The writers open the report by noting US President Barack Obama's admission that race is still a problem in the US during his remarks at commemorations on the 50th anniversary of the Civil Rights Act of 1964 (which they call the "anniversary of the institution of citizenship").

They go on to list a litany of offences that reads like a cribbing from left-leaning US op-ed pages and opinion magazines, mixed with a dollop of Soviet-era revelling in US decadence and decay.

Racism, crime and unemployment run rampant, they write. Lax gun laws are "boosting murderous crimes," and housing prices are soaring, "leaving many people homeless".

(The North Koreans lose points for failing to cite Thomas Piketty's Capital in the Twenty-First Century. Such low-hanging fruit!)

"The number of impoverished people increased to 46.5 millions last year," they continue, "and one sixth of the citizens and 20-odd% of the children are in the grip of famine in New York City."

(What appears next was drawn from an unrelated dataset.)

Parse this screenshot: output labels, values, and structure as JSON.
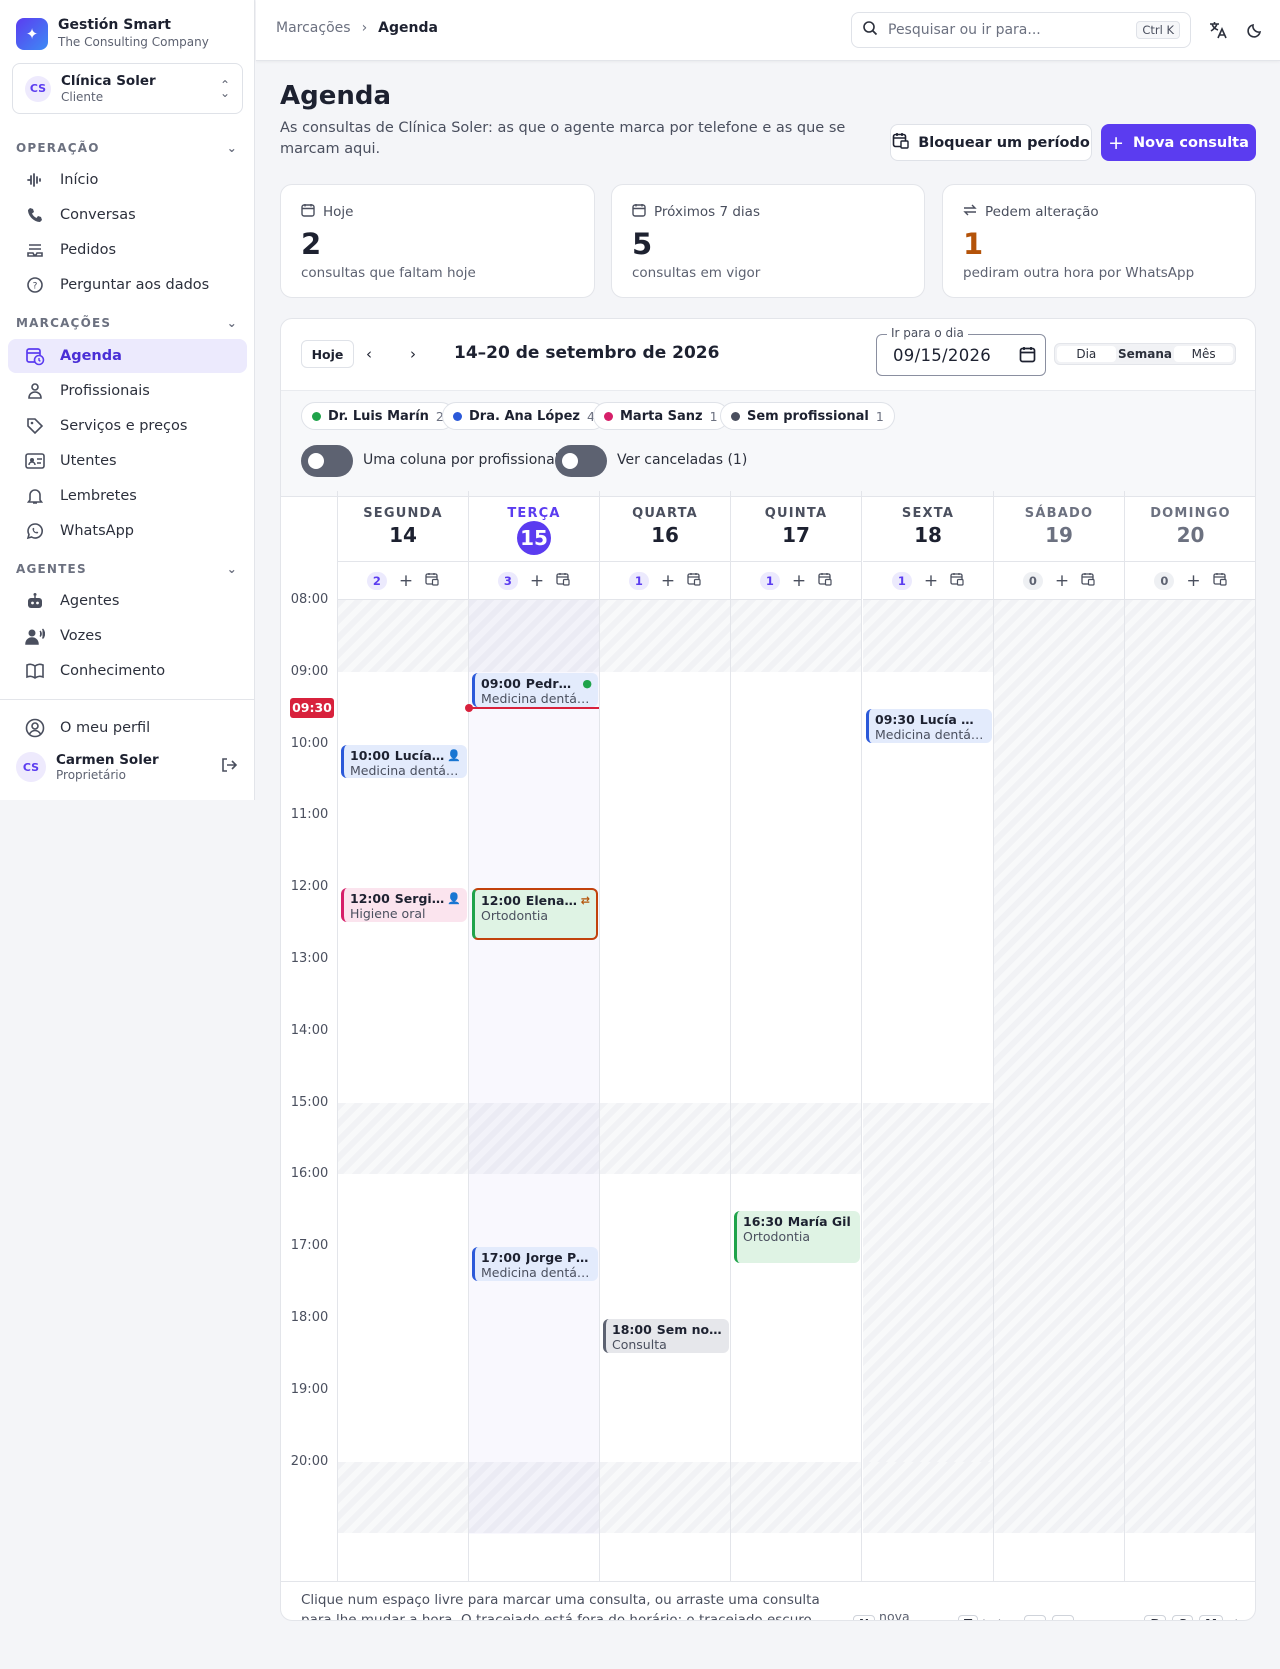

While the US burns, they say, US President Barack Obama "indulges himself in luxury almost every day, squandering hundred millions of dollars on his foreign trip in disregard of his people's wretched life".

There is, of course, the obligatory reference to drones and the NSA surveillance scandal:

The US government has monitored every movement of its citizens and foreigners, with many cameras and tapping devices and even drones involved, under the pretext of "national security".

And the North Koreans call out the Trayvon Martin shooting:

The US true colours as a kingdom of racial discrimination was fully revealed by last year's case that the Florida Court gave a verdict of not guilty to a white policeman who shot to death an innocent black boy.

(George Zimmerman, of course, was not a police officer.)

Although a few of the insults seem to have lost a bit in translation, such as when they say the US is a "tundra of a human being's rights to existence", the intent seems clear: a glass-house US shouldn't be throwing stones at North Korea.

So how are the US media responding to these allegations? With a resounding "Yeah, but..."

The Daily Beast's Nina Strochlic says it's "disturbing" that North Koreans didn't have to embellish the statistics very much to make their point:

North Korea does manage to hit on the country's most vehemently discussed hot-button topics, and not just those with fringe backing. And the criticism levelled at America wouldn't be entirely ridiculous if it wasn't coming from the mouth of an accuser with much worse charges on its rap sheet.

The Atlantic's Matt Ford takes a line-by-line look at the North Korean allegations and finds quite a few shortcomings, however.

"It's unclear whether North Korea's economic analysis here is intentionally misleading or just factually deficient," he writes.

KCNA did correctly observe that 46.5 million Americans live in poverty and that the number is rising. One in five children in New York City does live in a food-scarce home, but the claim that these children live in the "grip of famine" is hyperbolic.

He adds, however, that "Pyongyang's sins don't make Washington a saint".

At least Americans know about their nation's problems and are actively engaged in debating them, writes PolicyMic's Matt Essert.

"Americans can openly complain about their country and government without fearing a trip to a work camp, so the option to change and improve America is a very real one (even if it's also a difficult one)," he says.

The Washington Post's Adam Taylor says that gun crime is the only part of North Korea's statistics that is "truly debatable":

While it's true that the number of mass shootings has risen in the United States, violent crime in general has dropped over the past few years, with homicide rates down in most major cities.

In the end, he says, the report shows that "whataboutism" - attempting to deflect blame by pointing the finger elsewhere - is "better than ever in the 21st Century".

That North Korea can employ such a tactic and not immediately be laughed out of the room, however, is a bit disturbing for those of us living in the tundra.